[Entries shown Boundary: Start]
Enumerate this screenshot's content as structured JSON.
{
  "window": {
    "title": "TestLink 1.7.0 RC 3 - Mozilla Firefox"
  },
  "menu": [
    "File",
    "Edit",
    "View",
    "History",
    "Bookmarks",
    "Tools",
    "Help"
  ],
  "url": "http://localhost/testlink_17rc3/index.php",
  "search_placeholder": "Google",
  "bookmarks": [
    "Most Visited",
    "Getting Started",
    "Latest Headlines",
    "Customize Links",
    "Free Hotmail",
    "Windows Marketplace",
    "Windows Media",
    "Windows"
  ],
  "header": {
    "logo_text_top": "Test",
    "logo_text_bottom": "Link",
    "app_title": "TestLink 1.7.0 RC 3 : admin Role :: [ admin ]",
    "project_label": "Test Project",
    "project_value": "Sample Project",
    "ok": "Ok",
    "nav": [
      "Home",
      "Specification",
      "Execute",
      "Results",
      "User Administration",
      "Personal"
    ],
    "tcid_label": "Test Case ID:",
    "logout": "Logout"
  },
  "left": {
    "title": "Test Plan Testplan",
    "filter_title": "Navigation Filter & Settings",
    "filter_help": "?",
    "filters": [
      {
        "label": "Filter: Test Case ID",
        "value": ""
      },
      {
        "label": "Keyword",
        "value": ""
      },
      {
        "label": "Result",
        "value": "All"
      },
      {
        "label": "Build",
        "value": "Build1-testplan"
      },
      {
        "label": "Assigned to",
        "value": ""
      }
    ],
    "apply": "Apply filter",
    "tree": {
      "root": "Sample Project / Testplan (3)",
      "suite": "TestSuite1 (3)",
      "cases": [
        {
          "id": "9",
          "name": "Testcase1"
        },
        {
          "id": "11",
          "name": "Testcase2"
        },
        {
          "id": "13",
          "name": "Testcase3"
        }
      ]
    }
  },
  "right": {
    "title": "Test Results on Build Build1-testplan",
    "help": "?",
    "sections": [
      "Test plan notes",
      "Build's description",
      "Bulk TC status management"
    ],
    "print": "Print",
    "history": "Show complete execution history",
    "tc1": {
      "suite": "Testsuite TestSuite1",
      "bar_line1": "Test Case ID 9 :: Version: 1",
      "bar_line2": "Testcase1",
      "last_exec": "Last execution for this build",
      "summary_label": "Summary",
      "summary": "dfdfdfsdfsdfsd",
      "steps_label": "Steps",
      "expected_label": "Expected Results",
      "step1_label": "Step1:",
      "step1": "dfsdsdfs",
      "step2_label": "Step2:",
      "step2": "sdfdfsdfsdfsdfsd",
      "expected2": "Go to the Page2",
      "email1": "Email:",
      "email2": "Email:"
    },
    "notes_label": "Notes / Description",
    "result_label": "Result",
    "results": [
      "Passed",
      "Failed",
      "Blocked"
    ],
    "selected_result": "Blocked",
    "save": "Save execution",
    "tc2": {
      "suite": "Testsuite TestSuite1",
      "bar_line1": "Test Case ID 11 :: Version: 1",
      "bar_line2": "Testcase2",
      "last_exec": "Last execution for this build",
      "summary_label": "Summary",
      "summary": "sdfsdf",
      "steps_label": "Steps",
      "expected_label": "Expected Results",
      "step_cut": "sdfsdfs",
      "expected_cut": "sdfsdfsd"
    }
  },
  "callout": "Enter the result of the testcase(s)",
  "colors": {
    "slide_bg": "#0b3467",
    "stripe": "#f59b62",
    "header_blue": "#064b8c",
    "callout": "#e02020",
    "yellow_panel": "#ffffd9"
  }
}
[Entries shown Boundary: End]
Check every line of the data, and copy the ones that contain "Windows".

Output
    "Windows Marketplace",
    "Windows Media",
    "Windows"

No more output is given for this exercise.